**Activity:**
Where a line below holds the string "JSON", that line goes into the answer.
━━ Information
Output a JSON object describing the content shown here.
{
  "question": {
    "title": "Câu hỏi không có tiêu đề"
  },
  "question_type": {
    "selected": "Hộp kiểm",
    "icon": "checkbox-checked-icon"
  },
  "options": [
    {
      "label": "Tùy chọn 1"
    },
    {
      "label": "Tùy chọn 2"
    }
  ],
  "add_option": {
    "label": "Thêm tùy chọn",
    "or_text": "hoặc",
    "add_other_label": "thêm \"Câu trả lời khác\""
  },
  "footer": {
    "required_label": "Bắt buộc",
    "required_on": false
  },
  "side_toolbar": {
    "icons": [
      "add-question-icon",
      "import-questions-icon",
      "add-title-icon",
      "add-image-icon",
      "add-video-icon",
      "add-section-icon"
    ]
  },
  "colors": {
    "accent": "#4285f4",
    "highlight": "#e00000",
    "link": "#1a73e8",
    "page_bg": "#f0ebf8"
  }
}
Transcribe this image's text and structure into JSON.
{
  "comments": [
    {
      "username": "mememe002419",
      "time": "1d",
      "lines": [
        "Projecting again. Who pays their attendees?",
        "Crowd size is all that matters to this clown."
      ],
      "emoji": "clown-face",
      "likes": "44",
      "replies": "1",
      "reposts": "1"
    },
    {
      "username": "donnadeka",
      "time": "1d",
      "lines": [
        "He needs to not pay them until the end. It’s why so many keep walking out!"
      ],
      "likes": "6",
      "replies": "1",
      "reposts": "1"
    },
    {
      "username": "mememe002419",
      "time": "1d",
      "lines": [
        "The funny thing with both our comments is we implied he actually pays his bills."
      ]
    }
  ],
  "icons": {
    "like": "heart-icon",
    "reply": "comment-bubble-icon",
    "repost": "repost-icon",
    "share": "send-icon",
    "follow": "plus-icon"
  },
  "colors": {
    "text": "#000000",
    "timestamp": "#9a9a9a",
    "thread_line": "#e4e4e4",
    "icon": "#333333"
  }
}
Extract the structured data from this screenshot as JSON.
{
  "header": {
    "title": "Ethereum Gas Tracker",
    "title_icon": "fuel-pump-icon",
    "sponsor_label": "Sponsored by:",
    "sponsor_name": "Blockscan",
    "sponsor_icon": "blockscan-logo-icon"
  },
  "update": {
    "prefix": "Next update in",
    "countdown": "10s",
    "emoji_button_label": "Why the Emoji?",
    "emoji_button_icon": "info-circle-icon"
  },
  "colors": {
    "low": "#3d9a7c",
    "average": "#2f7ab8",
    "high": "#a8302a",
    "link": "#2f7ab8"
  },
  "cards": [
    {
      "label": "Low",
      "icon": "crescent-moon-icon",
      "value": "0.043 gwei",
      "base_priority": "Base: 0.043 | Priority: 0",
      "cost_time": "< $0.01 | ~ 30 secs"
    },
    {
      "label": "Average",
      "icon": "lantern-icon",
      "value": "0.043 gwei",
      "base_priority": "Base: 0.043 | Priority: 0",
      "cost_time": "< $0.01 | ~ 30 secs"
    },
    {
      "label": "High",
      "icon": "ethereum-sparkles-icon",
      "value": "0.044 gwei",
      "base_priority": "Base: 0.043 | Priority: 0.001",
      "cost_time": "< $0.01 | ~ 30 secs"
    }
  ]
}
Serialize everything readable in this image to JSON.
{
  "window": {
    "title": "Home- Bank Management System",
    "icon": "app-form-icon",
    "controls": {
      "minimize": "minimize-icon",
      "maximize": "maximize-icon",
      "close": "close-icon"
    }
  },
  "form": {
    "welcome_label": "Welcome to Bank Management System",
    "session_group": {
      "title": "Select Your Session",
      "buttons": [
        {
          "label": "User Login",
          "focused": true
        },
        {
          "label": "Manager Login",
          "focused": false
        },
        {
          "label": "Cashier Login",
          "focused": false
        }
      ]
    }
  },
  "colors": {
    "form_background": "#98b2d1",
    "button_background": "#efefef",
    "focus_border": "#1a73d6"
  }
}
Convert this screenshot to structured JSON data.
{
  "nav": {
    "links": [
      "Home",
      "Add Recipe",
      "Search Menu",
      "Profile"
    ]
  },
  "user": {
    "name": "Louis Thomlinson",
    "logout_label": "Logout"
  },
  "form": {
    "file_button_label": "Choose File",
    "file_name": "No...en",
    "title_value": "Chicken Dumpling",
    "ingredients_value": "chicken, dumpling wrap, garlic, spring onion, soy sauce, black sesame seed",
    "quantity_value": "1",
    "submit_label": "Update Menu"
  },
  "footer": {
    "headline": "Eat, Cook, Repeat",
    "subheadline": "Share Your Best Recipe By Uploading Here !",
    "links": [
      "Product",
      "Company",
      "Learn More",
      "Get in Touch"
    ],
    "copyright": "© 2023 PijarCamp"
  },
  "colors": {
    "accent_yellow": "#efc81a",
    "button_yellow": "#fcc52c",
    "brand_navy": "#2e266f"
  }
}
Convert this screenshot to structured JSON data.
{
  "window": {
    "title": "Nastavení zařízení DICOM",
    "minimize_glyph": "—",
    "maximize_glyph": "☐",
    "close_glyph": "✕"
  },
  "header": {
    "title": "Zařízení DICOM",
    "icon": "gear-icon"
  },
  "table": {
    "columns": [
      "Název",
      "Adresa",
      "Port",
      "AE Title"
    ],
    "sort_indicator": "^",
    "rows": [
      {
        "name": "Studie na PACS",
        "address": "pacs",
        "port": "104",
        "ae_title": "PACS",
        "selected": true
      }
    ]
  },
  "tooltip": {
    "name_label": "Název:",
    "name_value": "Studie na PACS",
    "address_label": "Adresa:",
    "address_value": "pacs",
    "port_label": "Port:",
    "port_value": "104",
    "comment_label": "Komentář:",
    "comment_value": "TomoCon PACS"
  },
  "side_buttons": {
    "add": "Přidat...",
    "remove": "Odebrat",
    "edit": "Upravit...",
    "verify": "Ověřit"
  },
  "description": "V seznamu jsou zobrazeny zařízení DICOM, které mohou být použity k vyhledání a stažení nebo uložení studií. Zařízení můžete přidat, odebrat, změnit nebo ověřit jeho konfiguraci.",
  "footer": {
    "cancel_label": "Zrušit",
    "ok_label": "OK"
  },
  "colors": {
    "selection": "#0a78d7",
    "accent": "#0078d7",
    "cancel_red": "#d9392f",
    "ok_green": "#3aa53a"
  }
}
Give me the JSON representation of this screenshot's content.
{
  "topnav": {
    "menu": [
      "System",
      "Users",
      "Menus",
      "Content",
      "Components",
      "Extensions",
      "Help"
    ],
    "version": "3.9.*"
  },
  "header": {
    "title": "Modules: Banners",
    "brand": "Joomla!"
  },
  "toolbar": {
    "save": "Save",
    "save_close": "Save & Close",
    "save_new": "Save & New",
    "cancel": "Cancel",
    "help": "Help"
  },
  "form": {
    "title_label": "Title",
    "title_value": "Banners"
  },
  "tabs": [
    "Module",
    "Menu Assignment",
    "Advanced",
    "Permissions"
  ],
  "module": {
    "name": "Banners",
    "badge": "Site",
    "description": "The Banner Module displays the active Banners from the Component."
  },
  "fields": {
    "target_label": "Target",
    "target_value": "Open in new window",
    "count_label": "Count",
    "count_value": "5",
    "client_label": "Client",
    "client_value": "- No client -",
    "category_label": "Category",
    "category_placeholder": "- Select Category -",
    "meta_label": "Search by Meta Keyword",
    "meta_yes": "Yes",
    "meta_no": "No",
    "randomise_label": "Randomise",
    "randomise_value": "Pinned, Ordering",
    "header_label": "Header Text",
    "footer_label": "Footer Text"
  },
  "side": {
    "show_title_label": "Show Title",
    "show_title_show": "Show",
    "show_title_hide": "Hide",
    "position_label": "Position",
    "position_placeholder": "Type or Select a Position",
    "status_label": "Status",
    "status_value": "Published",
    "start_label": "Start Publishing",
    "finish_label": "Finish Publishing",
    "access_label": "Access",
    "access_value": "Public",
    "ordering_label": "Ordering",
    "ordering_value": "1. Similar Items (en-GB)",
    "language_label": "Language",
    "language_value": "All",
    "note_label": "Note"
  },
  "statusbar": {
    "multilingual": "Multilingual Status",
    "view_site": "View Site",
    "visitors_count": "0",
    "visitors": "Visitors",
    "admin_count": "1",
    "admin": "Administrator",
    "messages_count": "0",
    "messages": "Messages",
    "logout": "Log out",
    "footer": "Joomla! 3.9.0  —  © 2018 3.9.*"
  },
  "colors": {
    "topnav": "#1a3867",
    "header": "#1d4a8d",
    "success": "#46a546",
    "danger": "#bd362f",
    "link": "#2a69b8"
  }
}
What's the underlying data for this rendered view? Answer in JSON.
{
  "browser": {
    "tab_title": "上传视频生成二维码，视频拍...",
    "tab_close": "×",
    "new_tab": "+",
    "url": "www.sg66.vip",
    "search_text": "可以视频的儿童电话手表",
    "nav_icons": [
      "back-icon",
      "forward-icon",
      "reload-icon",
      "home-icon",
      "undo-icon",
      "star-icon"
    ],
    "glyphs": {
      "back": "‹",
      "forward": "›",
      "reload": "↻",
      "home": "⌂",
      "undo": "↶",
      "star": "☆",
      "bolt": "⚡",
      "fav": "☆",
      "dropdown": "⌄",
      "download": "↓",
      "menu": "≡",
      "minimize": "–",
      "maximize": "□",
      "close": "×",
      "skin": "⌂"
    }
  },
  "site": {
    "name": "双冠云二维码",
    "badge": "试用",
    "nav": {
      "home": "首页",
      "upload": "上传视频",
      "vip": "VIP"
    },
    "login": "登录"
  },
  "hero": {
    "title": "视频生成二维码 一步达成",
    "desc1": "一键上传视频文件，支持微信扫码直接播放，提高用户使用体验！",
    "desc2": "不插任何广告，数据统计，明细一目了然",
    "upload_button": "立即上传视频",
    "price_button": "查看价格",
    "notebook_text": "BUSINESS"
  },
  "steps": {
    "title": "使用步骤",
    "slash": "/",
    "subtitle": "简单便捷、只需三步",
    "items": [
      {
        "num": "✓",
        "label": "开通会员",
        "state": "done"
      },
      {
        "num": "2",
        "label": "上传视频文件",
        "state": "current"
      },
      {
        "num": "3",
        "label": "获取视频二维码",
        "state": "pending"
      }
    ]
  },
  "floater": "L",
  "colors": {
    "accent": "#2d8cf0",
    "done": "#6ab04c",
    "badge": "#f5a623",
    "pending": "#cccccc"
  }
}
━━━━
**Result below:**
Output a JSON object describing the content shown here.
Transcribe this image's text and structure into JSON.
Extract the structured data from this screenshot as JSON.
Serialize everything readable in this image to JSON.
Convert this screenshot to structured JSON data.
Convert this screenshot to structured JSON data.
Give me the JSON representation of this screenshot's content.
What's the underlying data for this rendered view? Answer in JSON.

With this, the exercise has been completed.